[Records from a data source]
-----
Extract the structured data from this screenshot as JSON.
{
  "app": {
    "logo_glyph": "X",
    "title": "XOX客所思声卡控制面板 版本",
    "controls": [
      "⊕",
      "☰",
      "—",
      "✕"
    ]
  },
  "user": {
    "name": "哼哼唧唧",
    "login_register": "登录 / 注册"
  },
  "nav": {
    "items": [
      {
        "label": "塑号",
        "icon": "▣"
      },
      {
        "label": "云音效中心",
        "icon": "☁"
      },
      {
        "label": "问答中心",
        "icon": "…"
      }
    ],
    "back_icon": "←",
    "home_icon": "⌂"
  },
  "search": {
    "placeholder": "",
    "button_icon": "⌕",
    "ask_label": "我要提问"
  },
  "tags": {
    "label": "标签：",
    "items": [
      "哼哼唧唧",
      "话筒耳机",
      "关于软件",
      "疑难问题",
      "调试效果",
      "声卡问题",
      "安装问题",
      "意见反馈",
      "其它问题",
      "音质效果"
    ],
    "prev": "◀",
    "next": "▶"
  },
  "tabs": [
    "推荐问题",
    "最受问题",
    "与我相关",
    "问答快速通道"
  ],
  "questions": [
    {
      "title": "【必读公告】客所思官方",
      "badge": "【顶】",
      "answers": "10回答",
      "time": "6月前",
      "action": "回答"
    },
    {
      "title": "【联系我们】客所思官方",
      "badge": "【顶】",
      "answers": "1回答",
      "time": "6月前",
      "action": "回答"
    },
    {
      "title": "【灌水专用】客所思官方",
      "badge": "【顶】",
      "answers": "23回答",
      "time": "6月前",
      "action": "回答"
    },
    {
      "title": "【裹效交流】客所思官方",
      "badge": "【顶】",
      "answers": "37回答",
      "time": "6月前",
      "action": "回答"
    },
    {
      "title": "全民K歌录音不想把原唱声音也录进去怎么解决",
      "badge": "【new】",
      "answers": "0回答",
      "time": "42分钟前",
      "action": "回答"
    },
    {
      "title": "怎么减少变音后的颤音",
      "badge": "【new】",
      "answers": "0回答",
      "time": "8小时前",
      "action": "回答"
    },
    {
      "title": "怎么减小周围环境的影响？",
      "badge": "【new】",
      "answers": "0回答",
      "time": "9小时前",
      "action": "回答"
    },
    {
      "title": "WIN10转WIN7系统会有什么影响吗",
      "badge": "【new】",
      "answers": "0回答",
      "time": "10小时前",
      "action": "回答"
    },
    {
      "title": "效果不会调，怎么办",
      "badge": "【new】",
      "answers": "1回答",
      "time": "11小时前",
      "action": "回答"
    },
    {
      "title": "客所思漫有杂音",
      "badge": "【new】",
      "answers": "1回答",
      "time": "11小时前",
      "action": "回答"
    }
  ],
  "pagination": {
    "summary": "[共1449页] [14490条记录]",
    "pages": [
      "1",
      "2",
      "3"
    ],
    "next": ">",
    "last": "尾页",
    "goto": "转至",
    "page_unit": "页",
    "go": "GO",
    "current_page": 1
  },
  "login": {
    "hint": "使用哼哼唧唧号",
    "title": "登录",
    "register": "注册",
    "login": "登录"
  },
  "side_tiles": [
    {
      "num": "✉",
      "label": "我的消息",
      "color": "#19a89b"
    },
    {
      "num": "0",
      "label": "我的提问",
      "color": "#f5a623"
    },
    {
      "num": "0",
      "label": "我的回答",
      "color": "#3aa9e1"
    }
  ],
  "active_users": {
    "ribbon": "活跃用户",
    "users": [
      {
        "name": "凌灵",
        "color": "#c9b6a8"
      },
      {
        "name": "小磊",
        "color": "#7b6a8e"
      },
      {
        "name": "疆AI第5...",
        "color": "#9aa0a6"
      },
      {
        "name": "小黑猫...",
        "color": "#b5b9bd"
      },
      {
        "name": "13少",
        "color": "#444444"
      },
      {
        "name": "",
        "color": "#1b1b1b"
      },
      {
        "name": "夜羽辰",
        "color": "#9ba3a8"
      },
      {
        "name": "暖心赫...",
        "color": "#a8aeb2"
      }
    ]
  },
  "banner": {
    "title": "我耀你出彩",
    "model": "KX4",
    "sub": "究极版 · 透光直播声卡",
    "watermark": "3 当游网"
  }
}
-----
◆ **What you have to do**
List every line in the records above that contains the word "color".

◆ **Response area**
      "color": "#19a89b"
      "color": "#f5a623"
      "color": "#3aa9e1"
        "color": "#c9b6a8"
        "color": "#7b6a8e"
        "color": "#9aa0a6"
        "color": "#b5b9bd"
        "color": "#444444"
        "color": "#1b1b1b"
        "color": "#9ba3a8"
        "color": "#a8aeb2"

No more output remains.